Does this mean if we call go Fred Flintstone and feed on Brontosaurus Ribs to give our chompers a proper workout?

Maybe…if that’s what’s best for you. To be sure, a conversation with your physician and your dentist would go a long way in figuring out the proper dietary equation.

If you have questions about the diet and dentistry connection, or have concerns about maintaining optimal oral health with your current diet, just ask your dentist or hygienist next time your due for a cleaning and exam.

Sources:

Is Cosmetic Dentistry Expensive?

In Dental Care on January 27, 2011 at 4:00 AM

Cosmetic dentistry doesn’t have to be a time consuming and expensive process, nor is it reserved for the TV anchorpeople of the world. Some procedures simply involve subtle changes, often requiring no more than a single office visit. And a lot of us have had cosmetic dentistry before – sometimes without even knowing it.

From bleaching to bonding, to tooth reshaping and contouring, most of us have at one time or another undergone some type of cosmetic dentistry procedure.

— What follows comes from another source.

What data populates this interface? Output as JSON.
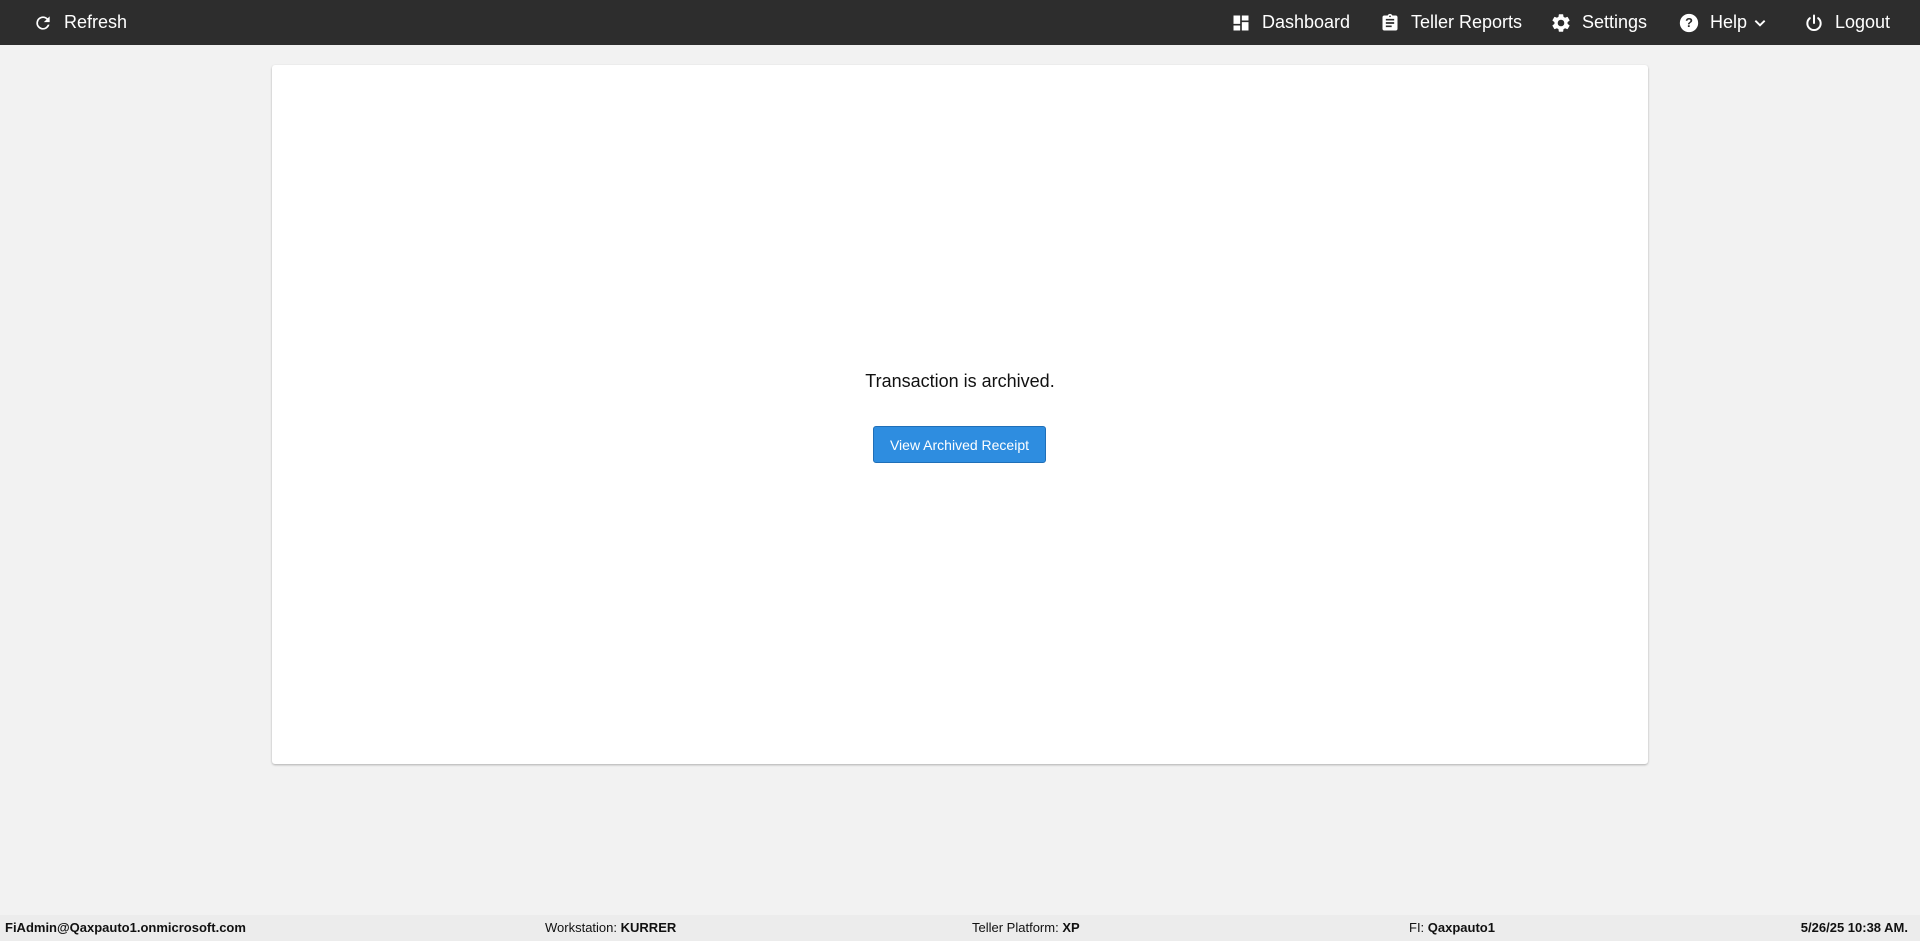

This is because after the dentist is finished drilling or scaling (or lasing) whatever oral malady befell us in the first place, there often needs to be some window dressing work to be done. Dental crowns, porcelain veneers, cosmetic bleaching, and tooth bonding are all procedures performed every day in your neighborhood dental office.

When it comes to treating and correcting chipped, stained, broken, or missing teeth, your cosmetically inclined dentist is there for you. To find out what option is best for you, ask your dentist. And to learn more about cosmetic dentistry from the AGD, click here.